Exercise aim:
Each line holding the string "version" is to be copied from the data.

────────────────────────────────────────

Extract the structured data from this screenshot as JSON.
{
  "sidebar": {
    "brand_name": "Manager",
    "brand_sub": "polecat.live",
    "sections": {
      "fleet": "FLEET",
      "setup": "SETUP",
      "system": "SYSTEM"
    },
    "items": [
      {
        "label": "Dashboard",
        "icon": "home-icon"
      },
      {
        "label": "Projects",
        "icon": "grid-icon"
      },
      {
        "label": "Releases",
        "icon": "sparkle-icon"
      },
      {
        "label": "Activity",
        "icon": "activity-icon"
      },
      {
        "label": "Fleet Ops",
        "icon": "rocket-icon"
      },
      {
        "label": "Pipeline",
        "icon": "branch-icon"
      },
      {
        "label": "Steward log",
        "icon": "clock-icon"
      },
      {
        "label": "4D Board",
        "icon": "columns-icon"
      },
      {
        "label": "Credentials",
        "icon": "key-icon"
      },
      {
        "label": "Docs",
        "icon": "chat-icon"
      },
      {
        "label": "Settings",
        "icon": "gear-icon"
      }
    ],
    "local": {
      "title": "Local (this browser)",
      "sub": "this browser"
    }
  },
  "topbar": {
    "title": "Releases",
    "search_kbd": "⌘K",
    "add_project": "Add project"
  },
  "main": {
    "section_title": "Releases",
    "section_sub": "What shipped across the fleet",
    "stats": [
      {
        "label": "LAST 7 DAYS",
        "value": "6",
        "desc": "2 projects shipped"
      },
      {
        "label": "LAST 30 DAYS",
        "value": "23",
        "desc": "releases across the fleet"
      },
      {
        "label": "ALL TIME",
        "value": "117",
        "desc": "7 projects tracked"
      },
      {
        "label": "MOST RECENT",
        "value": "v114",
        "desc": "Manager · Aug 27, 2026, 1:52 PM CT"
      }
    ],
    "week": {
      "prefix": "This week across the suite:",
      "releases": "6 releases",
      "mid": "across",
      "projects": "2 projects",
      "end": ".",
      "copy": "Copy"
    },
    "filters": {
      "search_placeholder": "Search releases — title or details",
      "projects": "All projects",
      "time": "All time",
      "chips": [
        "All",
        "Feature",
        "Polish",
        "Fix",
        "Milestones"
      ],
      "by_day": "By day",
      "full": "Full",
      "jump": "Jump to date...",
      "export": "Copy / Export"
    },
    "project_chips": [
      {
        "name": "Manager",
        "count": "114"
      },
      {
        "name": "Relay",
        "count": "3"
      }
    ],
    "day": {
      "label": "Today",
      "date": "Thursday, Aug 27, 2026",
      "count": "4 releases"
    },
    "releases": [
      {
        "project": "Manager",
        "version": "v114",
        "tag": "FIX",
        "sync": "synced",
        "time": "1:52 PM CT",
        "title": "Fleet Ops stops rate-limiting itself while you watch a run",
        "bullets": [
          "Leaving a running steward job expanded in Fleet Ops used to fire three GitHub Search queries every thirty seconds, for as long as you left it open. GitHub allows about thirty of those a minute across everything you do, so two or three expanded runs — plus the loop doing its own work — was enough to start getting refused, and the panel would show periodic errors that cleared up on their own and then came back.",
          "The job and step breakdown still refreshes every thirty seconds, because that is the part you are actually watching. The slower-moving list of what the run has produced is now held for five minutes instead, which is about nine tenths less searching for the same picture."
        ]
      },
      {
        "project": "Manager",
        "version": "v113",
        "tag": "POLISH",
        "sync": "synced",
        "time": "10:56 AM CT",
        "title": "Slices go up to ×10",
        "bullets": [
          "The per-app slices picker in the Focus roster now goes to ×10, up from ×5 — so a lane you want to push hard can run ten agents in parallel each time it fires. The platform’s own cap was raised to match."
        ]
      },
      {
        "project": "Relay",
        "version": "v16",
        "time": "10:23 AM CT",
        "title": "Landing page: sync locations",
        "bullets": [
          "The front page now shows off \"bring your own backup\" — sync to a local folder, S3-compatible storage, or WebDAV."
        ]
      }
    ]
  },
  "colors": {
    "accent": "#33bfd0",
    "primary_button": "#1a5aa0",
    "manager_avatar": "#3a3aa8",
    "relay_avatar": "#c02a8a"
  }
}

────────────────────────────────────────

Finished exercise:
        "version": "v114",
        "version": "v113",
        "version": "v16",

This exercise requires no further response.